It is unadvisable – perhaps even unwise – to make demands of someone in trying circumstances that are likely to exact a bigger and bigger toll. You give them brownie points if they fight the fight you’d like them to. At the same time, you don’t penalise them if and when they choose not to.

I say this because Khemka’s latest transfer brings him to Haryana’s science and technology department, where the fight could be of a different kind.

It is not clear if this is supposed to be some kind of ‘punishment posting’. It is also not clear what the department itself is up to. Then again, Raman Malik, the Haryana BJP spokesperson, calling Khemka a “good man” and hoping he brings “new dimensions to science and technology in the state” suggests the move is intended to be some kind of snub.

However, if Khemka intends to continue exposing irregularities, we should be interested to know what he might find next.

Science under the BJP government – both at the Centre and in various states, including Haryana – has too often been pressed into manufacturing reasons excuses for the state or, of course, to serve “national priorities”, many of which have turned out to be bogus pursuits. It has also frequently disfavoured research, cutting funds for exploratory work and mooting support programmes that place blue-sky endeavours at a disadvantage (examples herehereand here).

For all his promises of ‘clean’ governance, Prime Minister Narendra Modi delivered a government that simply didn’t do enough to deliver on the anti-corruption and anti-cronyism wave it rode to power in 2014. However, anyone you ask is likelier than not to provide examples centred on financial gains – overlooking Modi-and-party’s moral abdication of the scientific enterprise.

Perhaps there is no money exchanging hands when it comes to science.
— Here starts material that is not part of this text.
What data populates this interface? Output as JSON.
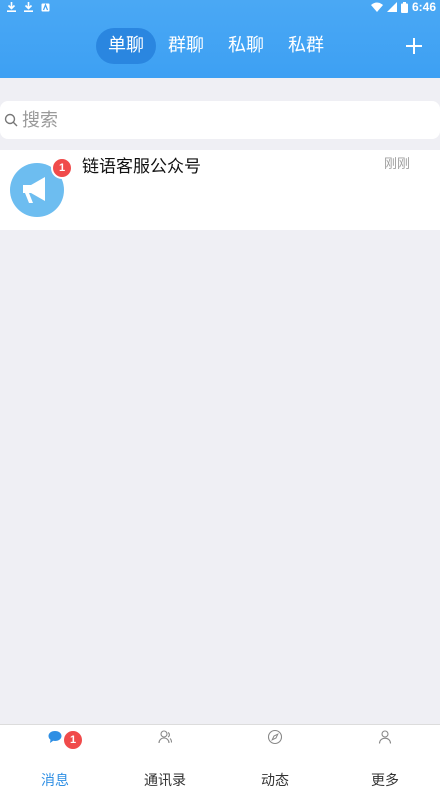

However, that doesn’t have to mean there is no problem just because the gains are intangible. In fact, such failures are even harder to hold and retain in the imagination, and by that measure are also more harmful in the longer term.

It is to this mix that Khemka has now been added. And should he be able to condense just one physical dollop of misgivings out of it, he might just be transferred again and it might just be another problem to deal with on a long list of them. But it will also serve to uncover what remains to many an invisible – perhaps even nonexistent – illness.

The Wire
March 5, 2019

6.35 pm

The world was a bowl
A container of things
With cities at the bottom
Like the abyss turned upside down
Stars blinked back from below
When ancient volcanoes erupted
Orange lava assembled on the rim
Stilled on the cusp, afraid to fall
Down the black wall of the world

5.47 pm

But from somewhere, a blue curtain had descended over the flat terminator. It hung further down into a gentler, paler azure, then a hurried, dirty transformation to brown. Why the rush I wanted to ask. As the crescent watched, the brown became ochre, ochre became salmon pink, salmon pink became orange, and orange became fire.

As the moon rose higher, I was afraid to look outside and see something I couldn’t believe I was seeing, and wallow in the madness later as I tried to recall in words the splendour of the sight. What if I couldn’t capture it? I am sure I would have gone insane — twilight on my mind, twilight of my words.

6.18 pm

Ah, my luck! The horizon looks scruffy now – nothing worth writing home about. The world has risen to meet the heavens and, in the endless darkness in the distance, there is no beauty left to pine over.

6.34 pm